A few posts back (“History is Now Officially Bunk“) I suggested that if Gov. Granholm really wanted to establish a Michigan Center for Innovation and Reinvention at what is now the Michigan Historical Center, she should auction the building to the highest bidder, preferably a tax-paying bidder. What could be more innovative and re-inventive than that as a way to build a sustainable Michigan economy? I’d much prefer she’d just let the building continue to serve its current purpose, of course, but if we take her at her word about wanting innovation and reinvention in that building, there could hardly be a better way to accomplish it.
But she will have to hurry. Now we learn that other states are thinking of selling government buildings. If we let other states go first, how will we be able to say we’re being innovative? From ABC News:

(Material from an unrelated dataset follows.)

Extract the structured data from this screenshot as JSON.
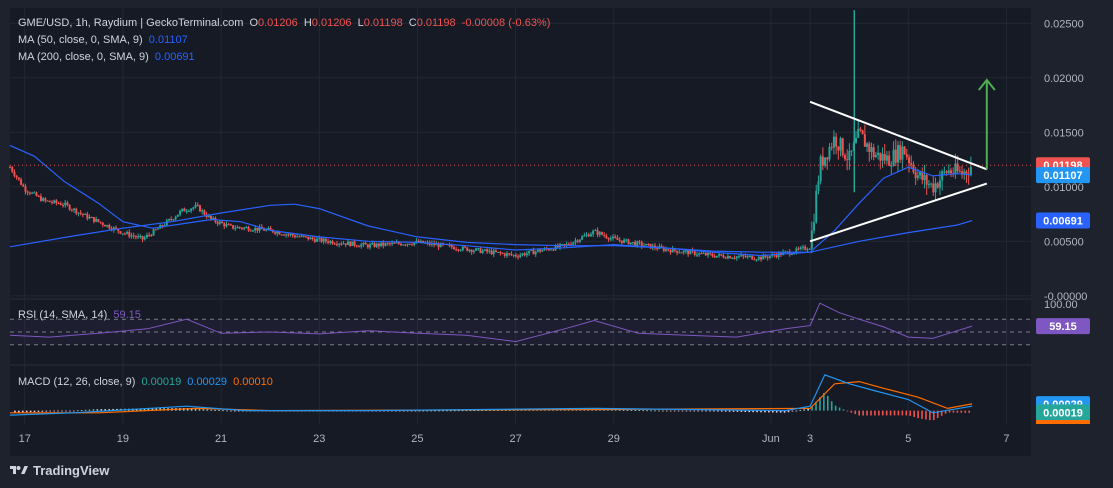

It’s the solution that no one wants: selling the buildings at the heart of Arizona’s state legislature. Arizona’s State Senate and House of Representatives buildings are on the list of possible properties that the state could sell to help close a more than $3 billion budget gap next year.
But like other recession-battered states, the Grand Canyon state is desperate to close a huge budget gap — and so the two, 50-year-old buildings home to Arizona’s State Senate and House of Representatives grace the list of possible properties that the state could sell to help close a more than $3 billion budget gap next year. …

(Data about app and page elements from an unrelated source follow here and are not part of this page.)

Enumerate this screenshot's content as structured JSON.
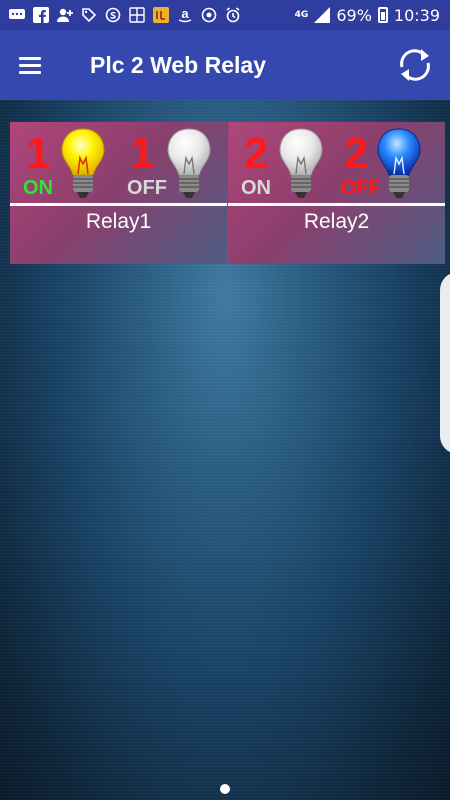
{
  "status_bar": {
    "battery": "69%",
    "network": "4G",
    "time": "10:39"
  },
  "app_bar": {
    "title": "Plc 2 Web Relay"
  },
  "relays": [
    {
      "label": "Relay1",
      "number": "1",
      "on_text": "ON",
      "off_text": "OFF",
      "active": "on"
    },
    {
      "label": "Relay2",
      "number": "2",
      "on_text": "ON",
      "off_text": "OFF",
      "active": "off"
    }
  ],
  "colors": {
    "status_bar": "#2f3e9e",
    "app_bar": "#3448b0",
    "number": "#ff1a1a",
    "active_on": "#2ee62e",
    "active_off": "#ff1a1a",
    "inactive": "#d8d8d8"
  }
}
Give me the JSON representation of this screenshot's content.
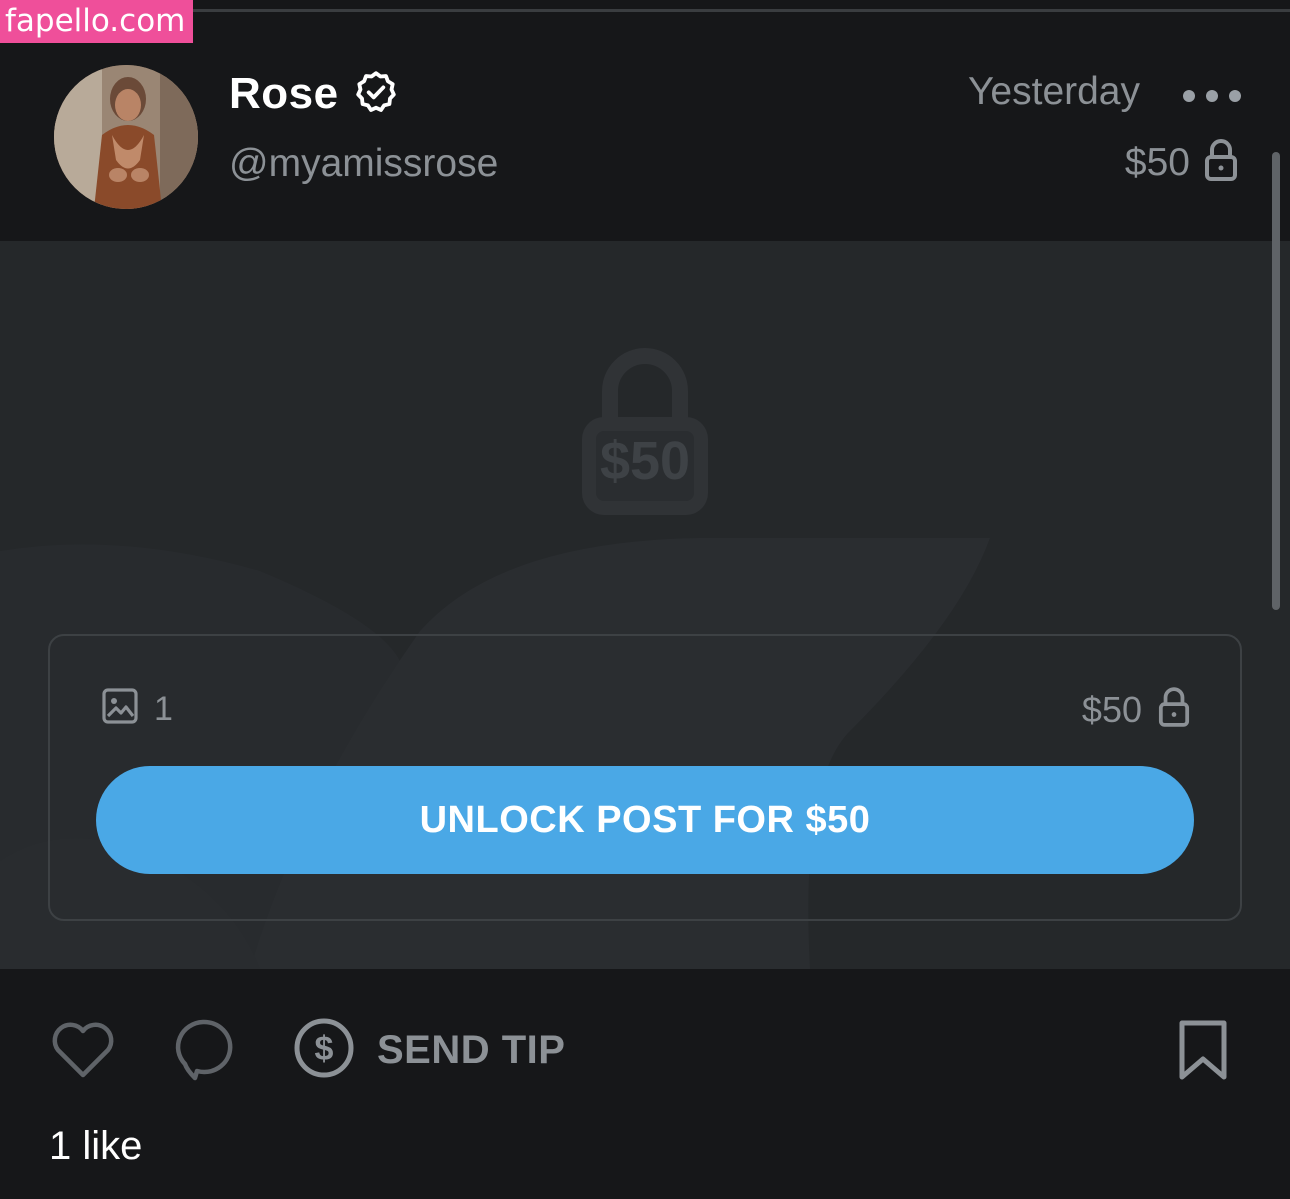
{
  "watermark": {
    "text": "fapello.com",
    "color": "#ef4f9a"
  },
  "post": {
    "author": {
      "name": "Rose",
      "handle": "@myamissrose",
      "verified": true,
      "verified_icon": "verified-badge-icon"
    },
    "timestamp": "Yesterday",
    "menu_icon": "more-horizontal-icon",
    "price": "$50",
    "price_icon": "lock-icon",
    "locked_media": {
      "overlay_price": "$50",
      "media_count": "1",
      "media_icon": "image-icon",
      "price": "$50",
      "unlock_label": "UNLOCK POST FOR $50",
      "accent_color": "#4aa8e6"
    },
    "actions": {
      "like_icon": "heart-icon",
      "comment_icon": "comment-icon",
      "tip_icon": "dollar-circle-icon",
      "tip_label": "SEND TIP",
      "bookmark_icon": "bookmark-icon"
    },
    "likes_text": "1 like"
  }
}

Arizona is one of at least a handful of states — including California, Connecticut and Pennsylvania — considering or moving forward with state property sales.